What does megadeal mean for LA, Reds?

Dodgers may pursue Harper; Cincinnati could add more pieces

December 22nd, 2018

Let the -to-the-Dodgers hysteria begin.
That was the consensus buzz on social media after Los Angeles made a seven-player trade with Cincinnati late Friday afternoon, sending Matt Kemp, , Alex Wood, and $7 million to the Reds for Homer Bailey and prospects Josiah Gray and Jeter Downs.
The trade sends three useful Major League players (Kemp, Puig and Wood) to the Reds, who have been looking for upgrades to their roster this offseason. It also creates some payroll flexibility for the Dodgers, who are looking to remain beneath the competitive balance tax for a second straight season in 2019.
According to a source, Los Angeles is expected to release Bailey, meaning its haul is a pair of prospects and the shedding of some payroll -- not to mention a crucial thinning of its overcrowded outfield.
"With our outfield, we needed to make some moves," Dodgers president of baseball operations Andrew Friedman said. "We had enough to outfit two starting outfields. I still think we have depth in that area, but it's much more functional at this point. Having six-plus was really difficult and something I don't think was fair to anybody."

So what does this trade mean for the market as we move forward? Let's try to answer that one question at a time.
This opens the door for the Dodgers to sign Harper, right?
Not so fast. Predictably, the immediate reaction to the trade was to assume that the Dodgers were clearing space -- both positional and financial -- to sign the former National League MVP Award winner.
From a CBT standpoint, the club saved more than $20 million for 2019, leaving it approximately $30 million beneath the $206 million threshold. Adding Harper would surely thrust the Dodgers past that mark, which could lead them to think twice about signing him to a mega-deal worth more than $300 million.
If anything, the trade sets the Dodgers up to spend big next offseason, when they'll shed another $50 million or so from the payroll when the contracts of Bailey, Rich Hill, and are set to expire.

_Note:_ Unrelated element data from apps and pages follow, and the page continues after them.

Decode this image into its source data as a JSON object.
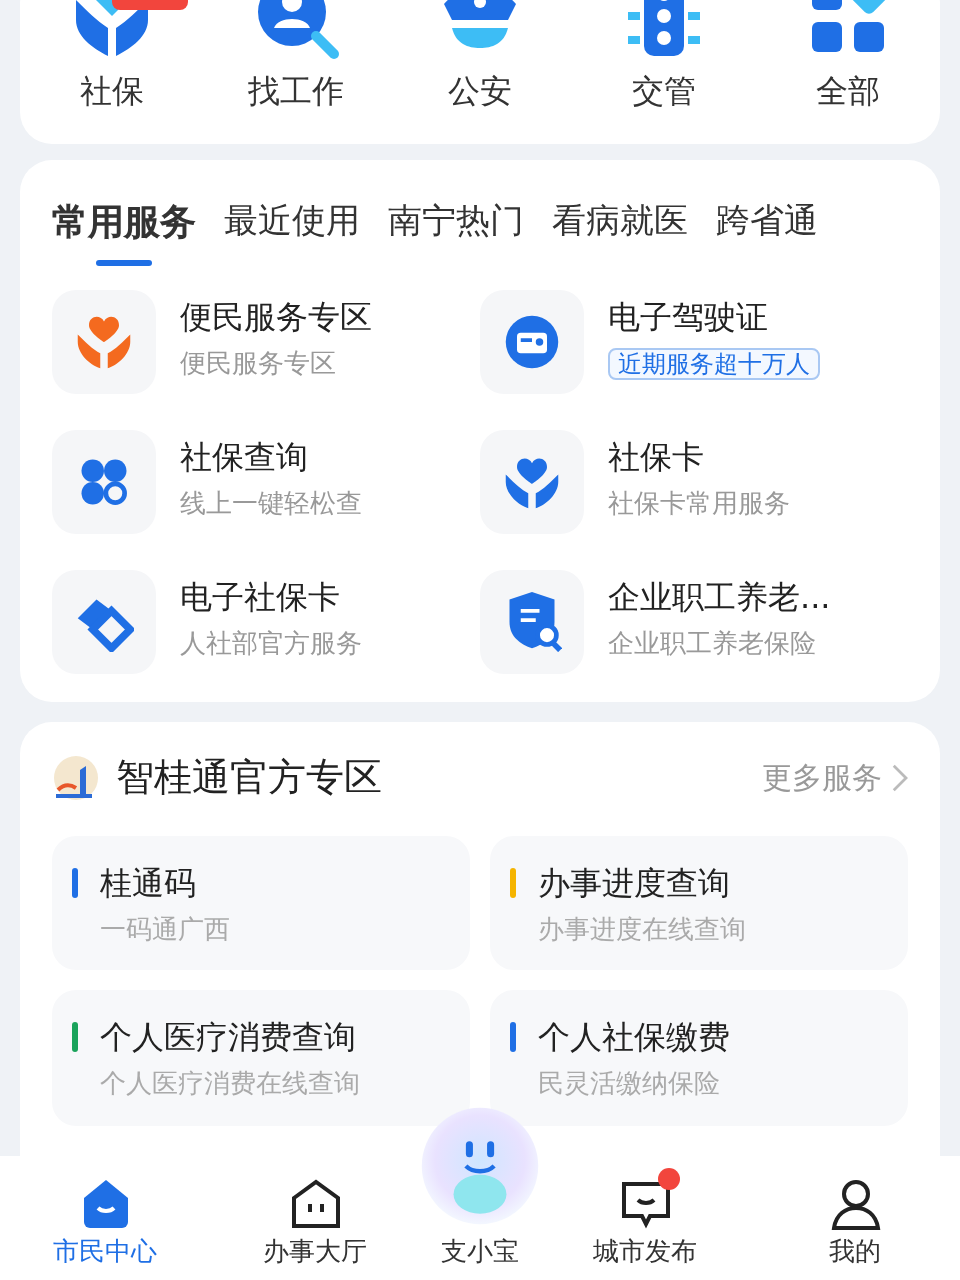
{
  "top_services": [
    {
      "label": "社保",
      "badge": true
    },
    {
      "label": "找工作",
      "badge": false
    },
    {
      "label": "公安",
      "badge": false
    },
    {
      "label": "交管",
      "badge": false
    },
    {
      "label": "全部",
      "badge": false
    }
  ],
  "tabs": [
    {
      "label": "常用服务",
      "selected": true
    },
    {
      "label": "最近使用",
      "selected": false
    },
    {
      "label": "南宁热门",
      "selected": false
    },
    {
      "label": "看病就医",
      "selected": false
    },
    {
      "label": "跨省通",
      "selected": false
    }
  ],
  "services": [
    {
      "title": "便民服务专区",
      "subtitle": "便民服务专区",
      "kind": "plain"
    },
    {
      "title": "电子驾驶证",
      "subtitle": "近期服务超十万人",
      "kind": "tag"
    },
    {
      "title": "社保查询",
      "subtitle": "线上一键轻松查",
      "kind": "plain"
    },
    {
      "title": "社保卡",
      "subtitle": "社保卡常用服务",
      "kind": "plain"
    },
    {
      "title": "电子社保卡",
      "subtitle": "人社部官方服务",
      "kind": "plain"
    },
    {
      "title": "企业职工养老...",
      "subtitle": "企业职工养老保险",
      "kind": "plain"
    }
  ],
  "zone": {
    "title": "智桂通官方专区",
    "more": "更多服务",
    "tiles": [
      {
        "title": "桂通码",
        "subtitle": "一码通广西",
        "color": "#1f6fe5"
      },
      {
        "title": "办事进度查询",
        "subtitle": "办事进度在线查询",
        "color": "#f5b400"
      },
      {
        "title": "个人医疗消费查询",
        "subtitle": "个人医疗消费在线查询",
        "color": "#1aa35b"
      },
      {
        "title": "个人社保缴费",
        "subtitle": "民灵活缴纳保险",
        "color": "#1f6fe5"
      }
    ]
  },
  "nav": [
    {
      "label": "市民中心",
      "selected": true,
      "dot": false
    },
    {
      "label": "办事大厅",
      "selected": false,
      "dot": false
    },
    {
      "label": "支小宝",
      "selected": false,
      "dot": false
    },
    {
      "label": "城市发布",
      "selected": false,
      "dot": true
    },
    {
      "label": "我的",
      "selected": false,
      "dot": false
    }
  ]
}
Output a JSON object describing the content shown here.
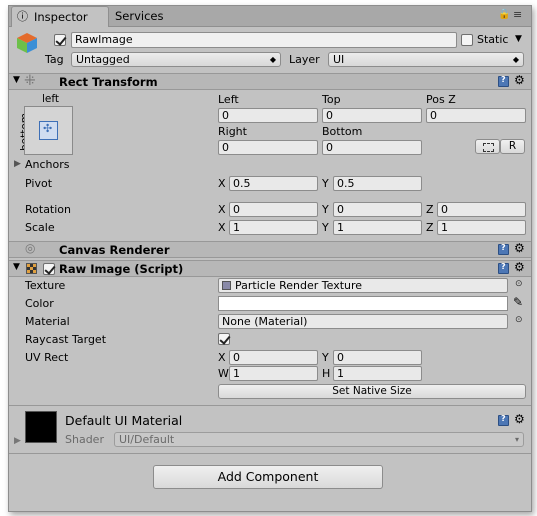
{
  "tabs": {
    "inspector": "Inspector",
    "services": "Services"
  },
  "object": {
    "name": "RawImage",
    "active": true,
    "static_label": "Static",
    "tag_label": "Tag",
    "tag_value": "Untagged",
    "layer_label": "Layer",
    "layer_value": "UI"
  },
  "rect_transform": {
    "title": "Rect Transform",
    "anchor_h": "left",
    "anchor_v": "bottom",
    "left_label": "Left",
    "left_value": "0",
    "top_label": "Top",
    "top_value": "0",
    "posz_label": "Pos Z",
    "posz_value": "0",
    "right_label": "Right",
    "right_value": "0",
    "bottom_label": "Bottom",
    "bottom_value": "0",
    "r_button": "R",
    "anchors_label": "Anchors",
    "pivot_label": "Pivot",
    "pivot_x": "0.5",
    "pivot_y": "0.5",
    "rotation_label": "Rotation",
    "rot_x": "0",
    "rot_y": "0",
    "rot_z": "0",
    "scale_label": "Scale",
    "scale_x": "1",
    "scale_y": "1",
    "scale_z": "1",
    "x": "X",
    "y": "Y",
    "z": "Z"
  },
  "canvas_renderer": {
    "title": "Canvas Renderer"
  },
  "raw_image": {
    "title": "Raw Image (Script)",
    "enabled": true,
    "texture_label": "Texture",
    "texture_value": "Particle Render Texture",
    "color_label": "Color",
    "color_value": "#ffffff",
    "material_label": "Material",
    "material_value": "None (Material)",
    "raycast_label": "Raycast Target",
    "raycast_value": true,
    "uvrect_label": "UV Rect",
    "uv_x": "0",
    "uv_y": "0",
    "uv_w": "1",
    "uv_h": "1",
    "w": "W",
    "h": "H",
    "native_button": "Set Native Size"
  },
  "material": {
    "name": "Default UI Material",
    "shader_label": "Shader",
    "shader_value": "UI/Default"
  },
  "add_component": "Add Component",
  "icons": {
    "lock": "lock-icon",
    "menu": "menu-icon",
    "help": "help-book-icon",
    "settings": "gear-icon"
  }
}
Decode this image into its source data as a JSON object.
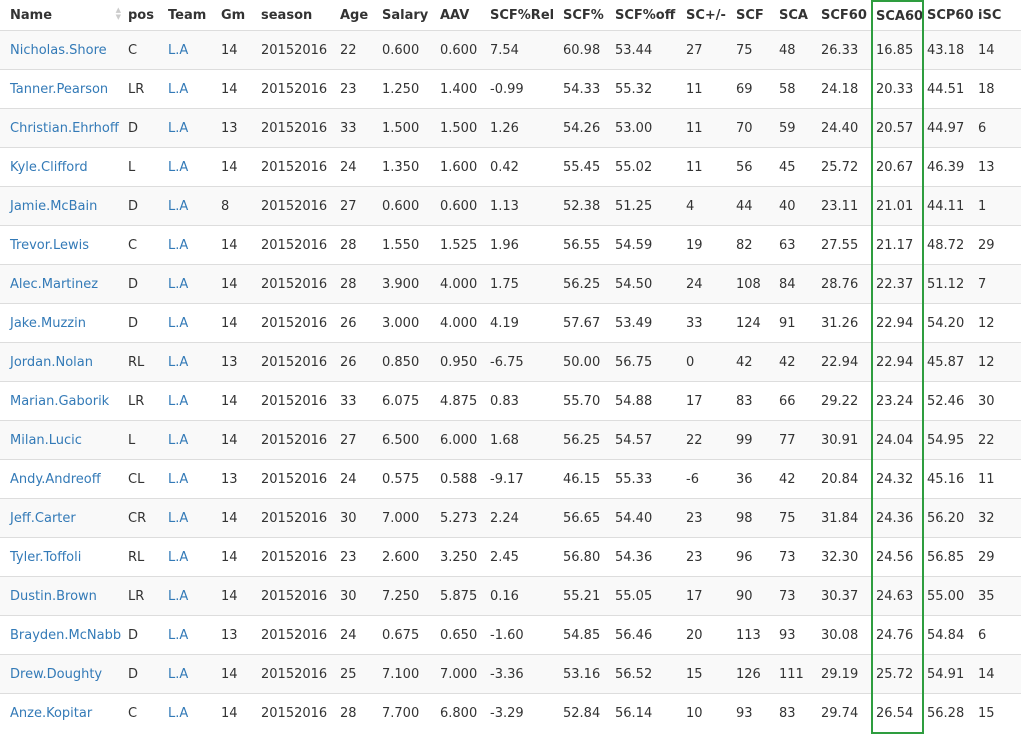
{
  "table": {
    "highlight_color": "#2e9d3f",
    "link_color": "#337ab7",
    "sorted_column": "SCA60",
    "sort_direction": "ascending",
    "columns": [
      "Name",
      "pos",
      "Team",
      "Gm",
      "season",
      "Age",
      "Salary",
      "AAV",
      "SCF%Rel",
      "SCF%",
      "SCF%off",
      "SC+/-",
      "SCF",
      "SCA",
      "SCF60",
      "SCA60",
      "SCP60",
      "iSC"
    ],
    "rows": [
      [
        "Nicholas.Shore",
        "C",
        "L.A",
        "14",
        "20152016",
        "22",
        "0.600",
        "0.600",
        "7.54",
        "60.98",
        "53.44",
        "27",
        "75",
        "48",
        "26.33",
        "16.85",
        "43.18",
        "14"
      ],
      [
        "Tanner.Pearson",
        "LR",
        "L.A",
        "14",
        "20152016",
        "23",
        "1.250",
        "1.400",
        "-0.99",
        "54.33",
        "55.32",
        "11",
        "69",
        "58",
        "24.18",
        "20.33",
        "44.51",
        "18"
      ],
      [
        "Christian.Ehrhoff",
        "D",
        "L.A",
        "13",
        "20152016",
        "33",
        "1.500",
        "1.500",
        "1.26",
        "54.26",
        "53.00",
        "11",
        "70",
        "59",
        "24.40",
        "20.57",
        "44.97",
        "6"
      ],
      [
        "Kyle.Clifford",
        "L",
        "L.A",
        "14",
        "20152016",
        "24",
        "1.350",
        "1.600",
        "0.42",
        "55.45",
        "55.02",
        "11",
        "56",
        "45",
        "25.72",
        "20.67",
        "46.39",
        "13"
      ],
      [
        "Jamie.McBain",
        "D",
        "L.A",
        "8",
        "20152016",
        "27",
        "0.600",
        "0.600",
        "1.13",
        "52.38",
        "51.25",
        "4",
        "44",
        "40",
        "23.11",
        "21.01",
        "44.11",
        "1"
      ],
      [
        "Trevor.Lewis",
        "C",
        "L.A",
        "14",
        "20152016",
        "28",
        "1.550",
        "1.525",
        "1.96",
        "56.55",
        "54.59",
        "19",
        "82",
        "63",
        "27.55",
        "21.17",
        "48.72",
        "29"
      ],
      [
        "Alec.Martinez",
        "D",
        "L.A",
        "14",
        "20152016",
        "28",
        "3.900",
        "4.000",
        "1.75",
        "56.25",
        "54.50",
        "24",
        "108",
        "84",
        "28.76",
        "22.37",
        "51.12",
        "7"
      ],
      [
        "Jake.Muzzin",
        "D",
        "L.A",
        "14",
        "20152016",
        "26",
        "3.000",
        "4.000",
        "4.19",
        "57.67",
        "53.49",
        "33",
        "124",
        "91",
        "31.26",
        "22.94",
        "54.20",
        "12"
      ],
      [
        "Jordan.Nolan",
        "RL",
        "L.A",
        "13",
        "20152016",
        "26",
        "0.850",
        "0.950",
        "-6.75",
        "50.00",
        "56.75",
        "0",
        "42",
        "42",
        "22.94",
        "22.94",
        "45.87",
        "12"
      ],
      [
        "Marian.Gaborik",
        "LR",
        "L.A",
        "14",
        "20152016",
        "33",
        "6.075",
        "4.875",
        "0.83",
        "55.70",
        "54.88",
        "17",
        "83",
        "66",
        "29.22",
        "23.24",
        "52.46",
        "30"
      ],
      [
        "Milan.Lucic",
        "L",
        "L.A",
        "14",
        "20152016",
        "27",
        "6.500",
        "6.000",
        "1.68",
        "56.25",
        "54.57",
        "22",
        "99",
        "77",
        "30.91",
        "24.04",
        "54.95",
        "22"
      ],
      [
        "Andy.Andreoff",
        "CL",
        "L.A",
        "13",
        "20152016",
        "24",
        "0.575",
        "0.588",
        "-9.17",
        "46.15",
        "55.33",
        "-6",
        "36",
        "42",
        "20.84",
        "24.32",
        "45.16",
        "11"
      ],
      [
        "Jeff.Carter",
        "CR",
        "L.A",
        "14",
        "20152016",
        "30",
        "7.000",
        "5.273",
        "2.24",
        "56.65",
        "54.40",
        "23",
        "98",
        "75",
        "31.84",
        "24.36",
        "56.20",
        "32"
      ],
      [
        "Tyler.Toffoli",
        "RL",
        "L.A",
        "14",
        "20152016",
        "23",
        "2.600",
        "3.250",
        "2.45",
        "56.80",
        "54.36",
        "23",
        "96",
        "73",
        "32.30",
        "24.56",
        "56.85",
        "29"
      ],
      [
        "Dustin.Brown",
        "LR",
        "L.A",
        "14",
        "20152016",
        "30",
        "7.250",
        "5.875",
        "0.16",
        "55.21",
        "55.05",
        "17",
        "90",
        "73",
        "30.37",
        "24.63",
        "55.00",
        "35"
      ],
      [
        "Brayden.McNabb",
        "D",
        "L.A",
        "13",
        "20152016",
        "24",
        "0.675",
        "0.650",
        "-1.60",
        "54.85",
        "56.46",
        "20",
        "113",
        "93",
        "30.08",
        "24.76",
        "54.84",
        "6"
      ],
      [
        "Drew.Doughty",
        "D",
        "L.A",
        "14",
        "20152016",
        "25",
        "7.100",
        "7.000",
        "-3.36",
        "53.16",
        "56.52",
        "15",
        "126",
        "111",
        "29.19",
        "25.72",
        "54.91",
        "14"
      ],
      [
        "Anze.Kopitar",
        "C",
        "L.A",
        "14",
        "20152016",
        "28",
        "7.700",
        "6.800",
        "-3.29",
        "52.84",
        "56.14",
        "10",
        "93",
        "83",
        "29.74",
        "26.54",
        "56.28",
        "15"
      ]
    ]
  }
}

"Next year is when things open up," one executive said of the Dodgers' situation.
So even if Harper might not be in the cards, keep in mind that next year's free-agent class is slated to include , , , and Chris Sale.
If not Harper, what will the Dodgers do next?
Friedman could turn right back to the trade market, making a move for either J.T. Realmuto, or . Friday's deal added two good, young prospects to an organization that has traded a lot of them in the past few years, giving the Dodgers some more capital for future trades.

Los Angeles could also look to the non-Harper areas of the free-agent market to bolster its roster. Despite the seemingly crowded outfield situation, A.J. Pollock could be an option; remember, , Chris Taylor and all have positional flexibility, so an outfield spot could be opened up if the Dodgers choose to do so.

Among other free agents, could be a fit given the Dodgers' predilection for flexible players. A reunion with isn't out of the question, either, as Friedman plans to add a catcher this offseason.
"We have a really good team, but we feel like we want to continue to add to it before we get to Spring Training," Friedman said. "What exactly that looks like, I'm not sure yet; but we've gained some flexibility and strengthened our system."
Let's say Harper does go to the Dodgers and Manny Machado signs with the Yankees. What will the Phillies do?
Ah, the Phillies. The team looking to spend "stupid" money has been relatively tame to this point in the offseason, signing and making a trade for . It has been widely assumed that Philadelphia would sign either Machado or Harper, but if both players sign elsewhere, the Phils could pivot to others on the free-agent market.
They could conceivably sign Pollock and and still have money left over for another free agent -- , perhaps? -- while spending less than they would have to land Machado or Harper.

What's next for the Reds?
After the trade was announced, Cincinnati president of baseball operations Dick Williams said, "We're not done; we still have resources to make this team better." That could come in the form of free-agent signings or trades, as Friday's deal cost the club only its Nos. 7 and 20 prospects, as ranked by MLB Pipeline.
Keuchel continues to be rumored as a Reds target, which would line up with Williams' comment that "pitching is still an area that we'll continue to look closely at; probably the area of most focus." Aside from Keuchel, the other top available starters include , and Yusei Kikuchi.